Material shown
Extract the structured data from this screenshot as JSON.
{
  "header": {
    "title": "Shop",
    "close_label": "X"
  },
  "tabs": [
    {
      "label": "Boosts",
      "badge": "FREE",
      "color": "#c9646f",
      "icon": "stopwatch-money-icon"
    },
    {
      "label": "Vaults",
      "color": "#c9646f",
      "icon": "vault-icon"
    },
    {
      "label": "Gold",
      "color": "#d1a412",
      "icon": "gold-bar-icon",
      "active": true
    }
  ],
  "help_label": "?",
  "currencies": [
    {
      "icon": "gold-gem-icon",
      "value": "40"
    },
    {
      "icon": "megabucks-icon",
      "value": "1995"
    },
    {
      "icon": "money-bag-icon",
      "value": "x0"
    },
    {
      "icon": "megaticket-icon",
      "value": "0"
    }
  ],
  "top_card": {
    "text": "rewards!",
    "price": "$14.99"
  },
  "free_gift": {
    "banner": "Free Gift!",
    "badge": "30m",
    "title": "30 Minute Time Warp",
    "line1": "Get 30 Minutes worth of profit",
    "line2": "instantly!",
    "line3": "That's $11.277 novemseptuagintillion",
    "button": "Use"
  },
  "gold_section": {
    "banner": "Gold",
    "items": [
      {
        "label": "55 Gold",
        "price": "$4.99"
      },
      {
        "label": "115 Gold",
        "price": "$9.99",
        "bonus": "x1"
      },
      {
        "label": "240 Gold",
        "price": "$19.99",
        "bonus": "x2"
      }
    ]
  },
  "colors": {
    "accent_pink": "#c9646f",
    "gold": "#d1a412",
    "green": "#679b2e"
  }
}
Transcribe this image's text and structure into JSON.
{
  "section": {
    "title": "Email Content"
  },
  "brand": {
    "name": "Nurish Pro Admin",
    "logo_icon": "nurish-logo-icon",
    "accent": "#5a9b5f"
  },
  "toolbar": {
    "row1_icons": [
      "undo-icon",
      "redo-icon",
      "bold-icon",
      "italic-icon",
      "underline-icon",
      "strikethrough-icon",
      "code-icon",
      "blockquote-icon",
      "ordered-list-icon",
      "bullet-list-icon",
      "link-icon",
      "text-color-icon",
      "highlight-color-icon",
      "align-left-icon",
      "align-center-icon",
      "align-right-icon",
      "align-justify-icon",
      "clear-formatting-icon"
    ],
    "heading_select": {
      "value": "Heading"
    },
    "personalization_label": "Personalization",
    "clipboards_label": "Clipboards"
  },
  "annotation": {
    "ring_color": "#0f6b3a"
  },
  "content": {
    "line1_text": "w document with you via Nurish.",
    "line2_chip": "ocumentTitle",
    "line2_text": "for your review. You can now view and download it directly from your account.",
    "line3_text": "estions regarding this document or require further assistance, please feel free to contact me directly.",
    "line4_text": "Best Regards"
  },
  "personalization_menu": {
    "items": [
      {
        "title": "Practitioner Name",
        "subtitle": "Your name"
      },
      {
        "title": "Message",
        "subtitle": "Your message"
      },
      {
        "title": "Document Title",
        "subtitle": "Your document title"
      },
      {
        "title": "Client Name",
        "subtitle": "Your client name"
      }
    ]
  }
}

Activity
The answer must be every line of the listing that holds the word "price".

Response to the task
    "price": "$14.99"
        "price": "$4.99"
        "price": "$9.99",
        "price": "$19.99",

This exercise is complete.